In a temperate climate, planting next to a wall can reflect more sunlight and retain heat overnight. This seems to allow the season to be extended so that fruit has more time to mature.
It was so successful that we decided to do it again at our new house. The young Cortland tree has filled in nicely against the trellis providing not only fruit this year, but the privacy of a nice green screen for our deck.
This summer we installed two more trellises in our backyard renovation project so next year we will be adding two more espaliered fruit trees — an apple and maybe a plum.
Drink in the cool stillness and refresh your soul…
I have to say that I’m thrilled with some of the new features of Adobe Camera Raw in Photoshop CC. Straightening lines and removing distortion has become so incredibly fast and easy. Problems in perspective and converging verticals used to plague me. I would stay away from photographing buildings and architecture because of that. But no more.
Here’s a great little video about five features to love. Julieanne Kost, Adobe’s Principal Digital Imaging Evangelist, is one of my favorite teachers — direct, to-the-point and easy to follow. Whether you use PS or Lightroom, she knows all, and teaches all, so well.
You may already be familiar with Julieanne and her tutorials. But did you know that she is also a fabulous photographer? Because she travels so much for her work, she found herself taking lots of pictures out of airplane windows. This resulted in one of the most beautiful and astonishing collections of “window seat” images I’ve ever seen. Why not take a trip with Julianne?
Today is Day 6 of the August Break and we’ve been out in the garden cutting peppers and pulling beets.
So my image for today is a “gift from the garden”.
Another gift from the garden is captured in this impressionistic — almost abstract — image by Barbara Hurst, who is a supremely talented American photographer I’ve been following for some time now. Would that not look dramatic framed in large format on a wall?
It seems to me that Barbara’s creativity has been on fire lately. Every time I’ve looked at her blog in recent days, I’ve marvelled at the sheer number of exceptional images she manages to take, process and post in even a very short time. This woman is prolific!
Barbara calls her new site a “visual journal” because she prefers pictures to words when telling the stories of her days — and of her passions. But she doesn’t need a lot of words because she is such a gifted visual story teller.
She is also a master of the perfectly composed collage.
The butterfly is a flying flower,
The flower a tethered butterfly.
Ponce Denis Ecouchard Le Brun
I want to fly like a Butterfly around this beautiful world, till the last frame of my life and the last click of my heart.
Biju Karakkonam, Nature and Wildlife Photographer
In the sweetness of friendship let there be laughter, and sharing of pleasures. For in the dew of little things the heart finds its morning and is refreshed.
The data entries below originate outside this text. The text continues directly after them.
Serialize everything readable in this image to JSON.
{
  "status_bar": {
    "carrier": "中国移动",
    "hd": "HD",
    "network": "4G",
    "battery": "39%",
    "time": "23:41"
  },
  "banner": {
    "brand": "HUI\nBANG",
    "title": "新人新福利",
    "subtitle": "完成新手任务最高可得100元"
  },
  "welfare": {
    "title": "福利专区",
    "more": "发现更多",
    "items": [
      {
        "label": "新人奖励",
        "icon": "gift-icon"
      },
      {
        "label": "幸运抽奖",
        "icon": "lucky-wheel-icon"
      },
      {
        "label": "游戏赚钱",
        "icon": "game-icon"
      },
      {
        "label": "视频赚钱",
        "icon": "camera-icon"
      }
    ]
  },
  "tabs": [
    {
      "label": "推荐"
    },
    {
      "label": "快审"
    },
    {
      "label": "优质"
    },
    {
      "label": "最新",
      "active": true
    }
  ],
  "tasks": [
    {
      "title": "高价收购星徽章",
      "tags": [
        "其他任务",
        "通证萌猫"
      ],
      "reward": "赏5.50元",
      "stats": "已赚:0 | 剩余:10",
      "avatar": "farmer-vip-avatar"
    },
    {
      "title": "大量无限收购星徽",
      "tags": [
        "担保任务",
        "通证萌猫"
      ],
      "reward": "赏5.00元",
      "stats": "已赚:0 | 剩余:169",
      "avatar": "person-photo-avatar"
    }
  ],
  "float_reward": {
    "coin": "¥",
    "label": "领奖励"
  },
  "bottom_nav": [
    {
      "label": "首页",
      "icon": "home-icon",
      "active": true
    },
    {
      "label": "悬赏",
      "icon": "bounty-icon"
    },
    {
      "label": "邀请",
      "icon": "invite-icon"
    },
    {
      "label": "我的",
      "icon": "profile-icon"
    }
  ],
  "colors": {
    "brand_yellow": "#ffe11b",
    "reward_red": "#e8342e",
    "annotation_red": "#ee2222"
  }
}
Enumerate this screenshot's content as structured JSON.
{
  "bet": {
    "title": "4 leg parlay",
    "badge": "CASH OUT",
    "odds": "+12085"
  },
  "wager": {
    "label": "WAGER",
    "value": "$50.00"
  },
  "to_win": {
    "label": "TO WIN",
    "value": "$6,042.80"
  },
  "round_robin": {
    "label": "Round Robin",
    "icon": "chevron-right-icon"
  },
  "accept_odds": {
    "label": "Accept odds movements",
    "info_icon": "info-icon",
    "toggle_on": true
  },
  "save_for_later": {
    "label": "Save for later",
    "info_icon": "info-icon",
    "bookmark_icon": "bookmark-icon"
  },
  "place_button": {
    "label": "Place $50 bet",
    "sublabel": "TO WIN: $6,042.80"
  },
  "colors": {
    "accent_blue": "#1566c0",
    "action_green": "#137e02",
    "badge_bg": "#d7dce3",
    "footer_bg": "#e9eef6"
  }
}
June abounds with the birthdays and anniversaries of so many friends and family. So as we go through the month celebrating all of you, I’ll think about all the laughter and pleasures we’ve shared over time and look forward to more.
These beautiful irises are now planted in our front yard, the kind gift of family members with seriously green thumbs. When we moved to our new home three years ago, we left behind a garden that had taken years to develop, filled with all kinds of flowers and foliage, shrubs and trees. I do miss my irises and my peonies and my magnolia tree and my climbing vines and all the rest of the plants I carefully researched, selected and planted. I miss my quiet and soothing vine-covered meditation garden, my water feature and my granite bench.
But that was then. This is now. It’s time to start again…We began to plant and landscape last year and we added a plum tree, a ginkgo, lilacs and an espaliered apple tree. We planted blueberry and currant bushes and rhubarb. And our vegetable garden will be full of healthy brightly coloured vegetables just as it was for the past two years.
We continue to develop our outdoor space this summer. I’m yearning for more flowers…but they will come…and the irises are a great beginning.